Scrolling through the stark black and white feed of the Instagram account Wall Street Confessions (“WSC”), a reader is quickly clued in to the darker side of the financial sector. Posts consist of anonymous submissions from employees in finance and range from describing banal struggles of the workplace, “saddest short story: the espresso machine is broken,” to exposing cases of harassment or discrimination, “...I was asked to participate in a meeting because it was ‘all-male’ and they needed me to make the room ‘prettier’...”
The Instagram page, now having amassed 121,000 followers since 2019, was founded by 22-year-old Ri Sharma to “open the conversation on Wall Street and around Wall Street about things like mental health, gender, equity, and the like,” and to make people feel less alone, she adds.
Ri began WSC while going through the cut-throat recruitment process for investment banking internships. Deeply discouraged by her experience and by how difficult it was for women and BIPOC individuals to break into the sector, Ri felt it was time to shed light on what happened behind closed doors in this industry. While in her freshman dorm at Marymount Manhattan College, Ri began to post twice daily and DM larger finance-focused Instagram accounts for shoutouts. Over the course of the following year, she quickly amassed a cult following.
Now with high levels of engagement on WSC’s page, Ri has had many opportunities to monetize her content although serving her audience, she says, always takes precedence over pursuing brand partnerships. Ri mentions that she was honored to recently partner with IEX, a U.S. equities exchange. Brian Hanly, the CEO of Bullish, a financial media company, additionally supports vetting her monetization opportunities in addition to providing guidance for brand decisions to shape WSC into, as Ri puts it, the “ultimate lifestyle brand in finance.”
Beyond WSC, Ri has additionally built up her personal account (@nycsadgirl) through Twitter and Instagram, “WSC is like Goop and I’m like Gwneyth Paltrow,” she adds when asked about how she sees her brand in relation to her main account. In terms of monetizing her personal content, Ri is doing so through her Snipfeed page, where she offers paid services such as “Let Me Fix Your Dating Profile” as well as advertising the opportunity to join her “close friends” on Instagram for a fee.
Building a personal brand, however, requires a creator to be “on” 24/7 and, when asked about the challenges of this, Ri advises:
"I think when you’re a creator, a lot of the time people fail to humanize you. And then you start to dehumanize yourself when your life is all about branding. And you’re always on, and you’re always witty, and you’re always thinking about what’s going to do well…And you forget that you’re a person.” She pauses. “I think what I’m trying to say here is that it’s important that you humanize yourself and remember you don’t always have to be on. You can’t take every brand deal, you can’t go to every party. Sometimes you just need to sleep."
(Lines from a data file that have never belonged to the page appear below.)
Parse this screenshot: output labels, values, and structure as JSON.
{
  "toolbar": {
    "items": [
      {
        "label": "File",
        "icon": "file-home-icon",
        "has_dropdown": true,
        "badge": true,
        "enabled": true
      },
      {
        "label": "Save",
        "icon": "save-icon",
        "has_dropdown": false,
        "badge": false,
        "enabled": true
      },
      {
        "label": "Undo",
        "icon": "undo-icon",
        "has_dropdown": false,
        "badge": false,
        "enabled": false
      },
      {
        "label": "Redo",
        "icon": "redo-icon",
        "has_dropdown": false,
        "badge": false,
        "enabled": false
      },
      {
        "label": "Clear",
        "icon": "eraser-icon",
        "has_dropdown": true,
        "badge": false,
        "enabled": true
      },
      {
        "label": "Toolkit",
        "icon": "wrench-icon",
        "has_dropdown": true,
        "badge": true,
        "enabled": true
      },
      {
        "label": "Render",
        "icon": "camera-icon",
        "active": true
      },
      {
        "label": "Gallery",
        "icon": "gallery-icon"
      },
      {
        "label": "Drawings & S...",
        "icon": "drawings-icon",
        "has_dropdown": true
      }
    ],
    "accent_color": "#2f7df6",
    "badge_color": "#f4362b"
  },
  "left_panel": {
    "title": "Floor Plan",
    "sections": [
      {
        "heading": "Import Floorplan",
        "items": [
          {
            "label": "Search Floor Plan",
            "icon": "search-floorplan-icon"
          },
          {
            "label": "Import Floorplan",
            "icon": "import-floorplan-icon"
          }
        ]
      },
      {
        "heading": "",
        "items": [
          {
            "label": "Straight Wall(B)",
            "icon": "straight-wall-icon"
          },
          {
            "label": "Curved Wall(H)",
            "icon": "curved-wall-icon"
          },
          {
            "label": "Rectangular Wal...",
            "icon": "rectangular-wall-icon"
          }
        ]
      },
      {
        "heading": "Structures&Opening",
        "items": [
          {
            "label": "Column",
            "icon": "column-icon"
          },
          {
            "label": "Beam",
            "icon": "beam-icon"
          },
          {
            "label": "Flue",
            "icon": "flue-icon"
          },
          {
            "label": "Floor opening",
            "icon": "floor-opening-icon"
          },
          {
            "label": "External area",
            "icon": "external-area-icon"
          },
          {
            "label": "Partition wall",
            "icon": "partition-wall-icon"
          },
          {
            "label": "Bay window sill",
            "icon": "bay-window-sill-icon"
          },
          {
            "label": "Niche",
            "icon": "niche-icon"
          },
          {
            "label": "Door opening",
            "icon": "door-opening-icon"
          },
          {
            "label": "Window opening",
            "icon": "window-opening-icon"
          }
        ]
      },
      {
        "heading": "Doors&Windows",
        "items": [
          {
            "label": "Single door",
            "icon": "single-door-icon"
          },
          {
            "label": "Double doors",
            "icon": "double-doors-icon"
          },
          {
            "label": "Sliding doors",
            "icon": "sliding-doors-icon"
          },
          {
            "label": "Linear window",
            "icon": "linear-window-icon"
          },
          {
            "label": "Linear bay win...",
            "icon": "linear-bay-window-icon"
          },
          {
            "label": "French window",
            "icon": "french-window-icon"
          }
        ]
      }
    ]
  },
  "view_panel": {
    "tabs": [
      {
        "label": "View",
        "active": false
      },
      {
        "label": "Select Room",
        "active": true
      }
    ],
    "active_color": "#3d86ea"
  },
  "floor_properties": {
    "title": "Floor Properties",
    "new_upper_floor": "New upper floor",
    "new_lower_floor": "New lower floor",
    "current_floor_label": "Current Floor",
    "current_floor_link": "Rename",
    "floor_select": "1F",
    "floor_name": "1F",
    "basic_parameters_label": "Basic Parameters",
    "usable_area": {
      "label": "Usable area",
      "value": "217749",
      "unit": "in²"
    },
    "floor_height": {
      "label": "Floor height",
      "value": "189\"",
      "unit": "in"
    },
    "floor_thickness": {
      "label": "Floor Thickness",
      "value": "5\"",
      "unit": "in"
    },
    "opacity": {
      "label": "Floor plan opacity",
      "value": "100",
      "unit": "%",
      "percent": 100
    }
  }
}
The conversation naturally transitions from her struggles against burn-out to the exciting aspects of her career that are fueling her — including a recent feature in Forbes. She laughs as she adds, “I was also called a socialite by this South-Asian British publication, so I think that was a peak for me.” ★